A Quantitative Study: The Relationship Between Managers' Emotional Intelligence Awareness and Demographics and Leadership Styles

Author: 
Marisela Jiménez
Program of study: 
D.M.
Abstract: 
This quantitative correlational study was conducted to examine if a possible relationship existed between managers’ emotional intelligence awareness and two leadership styles (transformational and transactional), and demographics (age, gender, and level of education). The study was completed using a population of 180 managers from a nonprofit company located in the state of Texas in the United States. The emotional intelligence construct and leadership theory were involved, representing the theoretical lens and framework in the research study. Participants’ emotional intelligence awareness was assessed with the Emotional Quotient Inventory (EQi 2.0) assessment. Participants’ leadership styles were assessed with the Multifactor Leadership Questionnaire (MLQ 5X). Data collected was analyzed using multiple linear regression and Pearson correlational model to assess if a relationship existed between managers’ two leadership styles and the demographics. The application of multiple regression served to assess if managers’ emotional intelligence awareness predicted transformational and transactional leadership styles when controlled by the demographics from sub research questions one and two. No relationship was found between the leadership styles and the demographics. The results showed a positive relationship between emotional intelligence and the transformational leadership style; no relationship was found between the emotional intelligence construct and the transactional leadership style. The findings of this research study may be generalized to industries undergoing organizational change and may be of benefit to managers to identify and apply emotional intelligence awareness and transformational leadership style to engender organizational performance during the implementation of change initiatives.

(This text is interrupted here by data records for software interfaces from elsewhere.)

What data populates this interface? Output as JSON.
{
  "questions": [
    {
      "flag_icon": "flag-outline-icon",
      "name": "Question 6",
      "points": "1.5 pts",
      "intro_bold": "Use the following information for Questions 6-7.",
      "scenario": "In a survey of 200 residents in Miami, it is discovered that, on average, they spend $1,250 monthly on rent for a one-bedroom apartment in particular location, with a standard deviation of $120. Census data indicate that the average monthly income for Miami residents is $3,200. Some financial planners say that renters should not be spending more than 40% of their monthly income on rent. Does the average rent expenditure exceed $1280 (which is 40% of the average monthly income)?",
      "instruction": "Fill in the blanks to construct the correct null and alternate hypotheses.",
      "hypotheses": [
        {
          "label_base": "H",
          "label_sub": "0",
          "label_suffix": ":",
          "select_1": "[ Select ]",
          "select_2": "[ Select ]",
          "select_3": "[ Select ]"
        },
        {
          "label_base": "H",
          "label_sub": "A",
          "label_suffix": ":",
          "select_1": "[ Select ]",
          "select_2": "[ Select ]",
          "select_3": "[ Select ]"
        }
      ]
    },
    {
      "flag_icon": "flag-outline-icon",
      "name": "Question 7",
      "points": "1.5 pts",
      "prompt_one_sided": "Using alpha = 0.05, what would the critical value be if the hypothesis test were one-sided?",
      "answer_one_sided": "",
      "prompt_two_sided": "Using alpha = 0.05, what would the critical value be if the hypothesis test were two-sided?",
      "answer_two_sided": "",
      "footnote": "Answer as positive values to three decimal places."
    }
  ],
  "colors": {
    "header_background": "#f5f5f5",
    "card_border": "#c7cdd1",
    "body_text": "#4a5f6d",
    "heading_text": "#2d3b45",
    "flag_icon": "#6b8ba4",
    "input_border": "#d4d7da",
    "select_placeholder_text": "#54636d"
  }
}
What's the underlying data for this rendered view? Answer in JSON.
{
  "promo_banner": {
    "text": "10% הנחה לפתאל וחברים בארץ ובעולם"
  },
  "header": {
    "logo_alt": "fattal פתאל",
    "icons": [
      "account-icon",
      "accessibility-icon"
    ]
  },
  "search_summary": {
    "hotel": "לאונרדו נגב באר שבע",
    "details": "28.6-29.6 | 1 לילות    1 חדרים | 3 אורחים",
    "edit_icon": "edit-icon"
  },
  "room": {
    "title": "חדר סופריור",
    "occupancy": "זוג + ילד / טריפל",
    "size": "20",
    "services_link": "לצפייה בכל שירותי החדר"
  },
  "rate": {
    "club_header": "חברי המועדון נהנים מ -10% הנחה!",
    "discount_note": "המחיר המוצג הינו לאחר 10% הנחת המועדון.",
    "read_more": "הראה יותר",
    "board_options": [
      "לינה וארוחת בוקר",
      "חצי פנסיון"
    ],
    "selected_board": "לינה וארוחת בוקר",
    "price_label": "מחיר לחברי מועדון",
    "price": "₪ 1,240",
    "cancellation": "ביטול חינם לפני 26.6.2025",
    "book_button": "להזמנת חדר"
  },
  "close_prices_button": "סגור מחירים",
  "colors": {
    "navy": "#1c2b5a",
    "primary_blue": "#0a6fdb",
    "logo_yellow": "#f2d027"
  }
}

Dedication: 
I am grateful to my Divine Creator for the strength during this rigorous journey in which much was sacrificed. This Dissertation is dedicated to my aunt Aurora Patiño who expressed her tender love, patience, and healing touch during my childhood. I am forever grateful with my parents, Tomas and Teresa Jiménez, for having reconciled and given me the opportunity to shift our family’s cycle of life that led to my pursuit of this doctoral degree. I also dedicate this Dissertation to my brother Luis and my sister Anavelia, and my nieces and nephews. I dedicate this Dissertation to my professors for sharing their knowledge and for empowering me to reach higher levels of critical thinking. This Dissertation is dedicated to all the past and present people in my life. I want to acknowledge one man who helped me, and although he is not in my life anymore, I am grateful for his contribution and leadership. Particularly, I am grateful with one leader who selflessly helped me to accomplish some of the most challenging processes of my doctoral journey and who supported me in times of great distress (Thank you, Mr. J.R. Gonzales).
Acknowledgements: 

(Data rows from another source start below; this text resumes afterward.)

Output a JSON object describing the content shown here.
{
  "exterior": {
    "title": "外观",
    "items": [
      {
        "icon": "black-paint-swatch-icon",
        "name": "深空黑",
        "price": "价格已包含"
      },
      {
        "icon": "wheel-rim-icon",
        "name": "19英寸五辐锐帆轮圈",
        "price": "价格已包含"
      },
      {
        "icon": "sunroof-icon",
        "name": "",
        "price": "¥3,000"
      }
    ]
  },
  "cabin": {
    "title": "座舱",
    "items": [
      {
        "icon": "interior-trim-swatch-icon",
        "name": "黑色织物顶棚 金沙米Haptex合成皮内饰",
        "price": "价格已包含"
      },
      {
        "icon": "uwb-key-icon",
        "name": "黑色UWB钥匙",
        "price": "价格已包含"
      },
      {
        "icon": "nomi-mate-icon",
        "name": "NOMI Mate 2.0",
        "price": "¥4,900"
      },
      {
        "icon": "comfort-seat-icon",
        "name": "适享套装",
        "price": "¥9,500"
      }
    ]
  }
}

I want to express my gratitude and acknowledge the following persons who have been incredibly supportive in helping me to accomplish my doctoral journey. I thank my mentor Dr. Lionel de Souza, and my committee members Dr. Lisa H. Cree and Dr. James Cunningham; your guidance and encouragement helped me to overcome many challenging moments, and without your patience and insight, I would had encountered many closed doors, yet you helped me to open my mind and to see opportunities amidst chaos and limitations. Thank you!